When the bullets are live, you want to stay sound to your fundamentals and techniques, but at the end of the day you’re going to do what you have to do to get that person on the ground.
I believe it’s going to change the game, it’s going to turn it into a little 7-on-7, and that’s how I feel. Hopefully I’m not around for that.
Linebacker Omar Gaither:
The amount (of the fine) is just remarkable.
You get into suspending guys for playing hard, and they won’t play as hard – that’s just the bottom line
It may result in more missed tackles, running backs may get more yards after contact now, but you just have to adapt.
There will be a change if guys get fined $75,000 for head to head contact.
Safety Kurt Coleman:
The first second that you become a timid player, or afraid to hit somebody for reasons of fine or suspension, that’s when you’re game play will stop and you’ll start missing tackles.
Cornerback Ellis Hobbs:
This is an offensive-minded league. Scores, points, catches, put people in the seats. The violent nature of the game helps it, and brings it on and people want to see that, but at the end of the day you can’t score points if everybody’s on the sideline with concussions and things like that.
I don’t think we’re changing any time soon.
Your blind sides, your devastating blows, you get your 'oohs' and 'ahhs' from that and that’s what people want to see. They don’t want to go through it themselves, by any means, they want to see it … that’s why we earn the stripes we do out there, that’s why we earn the money we get.
You want to go out there and intimidate and hurt your opponent, mentally and physically, but you never want to damage or injure someone permanently, because it’s not good for the sport. To hurt and intimidate, you definitely want to do that.
Wide receiver Jason Avant:
You’ve been taught to shoot your hips since you’ve been in pads … launching, that’s what we learned how to do.
You don’t try to hit a guy in the head, but you're coming from your hips and exploding up, and the guy (is) coming down, sometimes they miss the pad and hit the head.
This is a dangerous game. I thank Jesus Christ every time I get off that field. It’s one of those things that we know what we’re getting into when we sign.
Defensive Darryl Tapp:
You don’t want to be the guy that gets the penalty and hurts the team, but at the same time you’ve got to protect yourself and make a play.
At some point in time your helmet is going to hit the other person.
Wide receiver Jeremy Maclin:
It’s a protection thing.
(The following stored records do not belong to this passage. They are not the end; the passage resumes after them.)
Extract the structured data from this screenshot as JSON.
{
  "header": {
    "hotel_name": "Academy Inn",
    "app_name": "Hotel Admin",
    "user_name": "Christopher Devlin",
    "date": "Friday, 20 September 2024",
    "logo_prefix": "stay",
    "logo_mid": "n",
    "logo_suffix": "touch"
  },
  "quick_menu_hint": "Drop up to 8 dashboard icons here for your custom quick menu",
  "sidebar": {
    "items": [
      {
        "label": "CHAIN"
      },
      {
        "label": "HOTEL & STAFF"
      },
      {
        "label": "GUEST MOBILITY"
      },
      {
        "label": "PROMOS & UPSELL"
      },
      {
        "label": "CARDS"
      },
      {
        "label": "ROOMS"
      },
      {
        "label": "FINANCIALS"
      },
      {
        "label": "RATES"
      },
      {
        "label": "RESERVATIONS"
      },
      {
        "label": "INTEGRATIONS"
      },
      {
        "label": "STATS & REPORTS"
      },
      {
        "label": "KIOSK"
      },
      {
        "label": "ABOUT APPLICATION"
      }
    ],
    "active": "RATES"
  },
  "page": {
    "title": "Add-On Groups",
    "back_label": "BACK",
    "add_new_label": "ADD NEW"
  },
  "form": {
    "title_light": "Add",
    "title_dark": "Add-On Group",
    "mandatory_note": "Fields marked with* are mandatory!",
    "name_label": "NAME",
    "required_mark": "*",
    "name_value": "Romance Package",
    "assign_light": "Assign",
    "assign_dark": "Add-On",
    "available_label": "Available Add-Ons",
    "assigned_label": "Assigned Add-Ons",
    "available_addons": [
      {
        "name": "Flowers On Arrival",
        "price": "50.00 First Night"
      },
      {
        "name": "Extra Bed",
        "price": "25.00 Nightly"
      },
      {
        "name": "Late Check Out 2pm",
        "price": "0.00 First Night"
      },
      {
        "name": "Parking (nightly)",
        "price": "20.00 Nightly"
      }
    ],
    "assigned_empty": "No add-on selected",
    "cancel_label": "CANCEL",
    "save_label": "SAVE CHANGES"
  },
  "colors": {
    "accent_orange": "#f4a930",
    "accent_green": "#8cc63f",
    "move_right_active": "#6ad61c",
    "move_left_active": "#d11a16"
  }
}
Obviously when guys lunge and leave their feet and hit you head-to-head I think there should some type of thing about it. But football’s a physical sport at the same time, so I think that’s a very fine line, a thin line
When you’re looking back for a pass, you're defenseless, but what are they supposed to do? Wait for you to catch the ball, turn around, and then tackle you?